EXERCISE DIRECTIONS:
Below are some records. Pull every line that contains the word "label".

(Items from a dataset)
▶
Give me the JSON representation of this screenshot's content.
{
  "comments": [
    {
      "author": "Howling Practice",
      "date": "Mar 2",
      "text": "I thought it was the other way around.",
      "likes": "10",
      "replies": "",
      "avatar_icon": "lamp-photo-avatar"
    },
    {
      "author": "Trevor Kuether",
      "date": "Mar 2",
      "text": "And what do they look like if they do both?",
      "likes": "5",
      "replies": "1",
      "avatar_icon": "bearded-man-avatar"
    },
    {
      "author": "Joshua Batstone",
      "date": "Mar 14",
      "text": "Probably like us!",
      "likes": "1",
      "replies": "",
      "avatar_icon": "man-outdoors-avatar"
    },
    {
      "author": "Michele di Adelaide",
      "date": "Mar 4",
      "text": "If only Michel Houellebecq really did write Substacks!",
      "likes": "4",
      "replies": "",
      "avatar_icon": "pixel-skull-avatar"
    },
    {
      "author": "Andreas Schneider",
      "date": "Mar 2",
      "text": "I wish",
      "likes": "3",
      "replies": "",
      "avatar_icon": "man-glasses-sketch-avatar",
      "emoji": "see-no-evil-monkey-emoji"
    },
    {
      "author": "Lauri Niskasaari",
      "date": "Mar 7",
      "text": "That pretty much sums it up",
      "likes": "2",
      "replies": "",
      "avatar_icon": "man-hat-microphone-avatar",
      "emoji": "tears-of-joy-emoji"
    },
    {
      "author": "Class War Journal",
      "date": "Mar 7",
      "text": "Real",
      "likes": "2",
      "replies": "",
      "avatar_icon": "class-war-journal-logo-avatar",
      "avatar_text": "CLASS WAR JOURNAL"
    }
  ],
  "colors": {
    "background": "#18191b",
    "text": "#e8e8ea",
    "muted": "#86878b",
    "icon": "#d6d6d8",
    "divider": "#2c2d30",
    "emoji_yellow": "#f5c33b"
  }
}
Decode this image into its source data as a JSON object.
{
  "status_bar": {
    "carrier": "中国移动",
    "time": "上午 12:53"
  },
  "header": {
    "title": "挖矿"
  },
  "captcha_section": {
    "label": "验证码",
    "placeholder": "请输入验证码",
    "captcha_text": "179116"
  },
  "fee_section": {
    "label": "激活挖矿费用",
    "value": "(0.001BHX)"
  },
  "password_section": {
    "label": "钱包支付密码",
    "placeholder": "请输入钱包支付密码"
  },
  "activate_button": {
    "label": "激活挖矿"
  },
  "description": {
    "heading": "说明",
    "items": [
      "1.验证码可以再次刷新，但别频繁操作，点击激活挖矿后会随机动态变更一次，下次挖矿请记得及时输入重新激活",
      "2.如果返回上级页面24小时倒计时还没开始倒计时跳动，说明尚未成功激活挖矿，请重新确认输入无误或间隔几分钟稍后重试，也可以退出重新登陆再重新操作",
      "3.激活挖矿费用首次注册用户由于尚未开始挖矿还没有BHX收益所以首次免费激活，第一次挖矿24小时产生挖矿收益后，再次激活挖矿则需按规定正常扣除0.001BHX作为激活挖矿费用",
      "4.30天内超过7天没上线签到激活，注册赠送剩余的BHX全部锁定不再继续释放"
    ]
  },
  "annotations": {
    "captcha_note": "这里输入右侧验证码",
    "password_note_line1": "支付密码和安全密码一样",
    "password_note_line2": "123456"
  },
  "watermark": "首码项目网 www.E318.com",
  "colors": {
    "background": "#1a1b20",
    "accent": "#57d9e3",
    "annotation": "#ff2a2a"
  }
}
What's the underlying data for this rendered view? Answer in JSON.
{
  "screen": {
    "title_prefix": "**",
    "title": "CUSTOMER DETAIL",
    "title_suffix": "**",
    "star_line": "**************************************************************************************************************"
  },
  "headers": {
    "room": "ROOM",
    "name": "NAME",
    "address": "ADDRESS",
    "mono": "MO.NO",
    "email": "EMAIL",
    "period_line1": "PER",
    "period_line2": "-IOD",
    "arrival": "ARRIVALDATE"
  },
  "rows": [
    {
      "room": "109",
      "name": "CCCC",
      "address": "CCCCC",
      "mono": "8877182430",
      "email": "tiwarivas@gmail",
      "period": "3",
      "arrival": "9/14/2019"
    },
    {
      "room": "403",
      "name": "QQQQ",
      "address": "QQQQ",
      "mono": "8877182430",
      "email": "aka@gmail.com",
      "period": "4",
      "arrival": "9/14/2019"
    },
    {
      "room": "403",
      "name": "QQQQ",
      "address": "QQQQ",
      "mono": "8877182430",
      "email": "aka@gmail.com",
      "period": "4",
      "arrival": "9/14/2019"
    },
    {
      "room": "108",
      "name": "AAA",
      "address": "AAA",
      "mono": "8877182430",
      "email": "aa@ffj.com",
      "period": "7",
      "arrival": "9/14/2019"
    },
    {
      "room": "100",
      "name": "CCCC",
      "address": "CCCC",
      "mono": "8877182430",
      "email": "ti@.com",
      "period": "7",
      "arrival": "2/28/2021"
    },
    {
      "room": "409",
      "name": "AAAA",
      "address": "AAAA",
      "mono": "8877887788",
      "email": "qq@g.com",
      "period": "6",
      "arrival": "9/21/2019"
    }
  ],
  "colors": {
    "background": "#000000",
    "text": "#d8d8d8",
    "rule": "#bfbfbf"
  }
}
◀
OUTPUT OF THE TASK:
    "label": "验证码",
    "label": "激活挖矿费用",
    "label": "钱包支付密码",
    "label": "激活挖矿"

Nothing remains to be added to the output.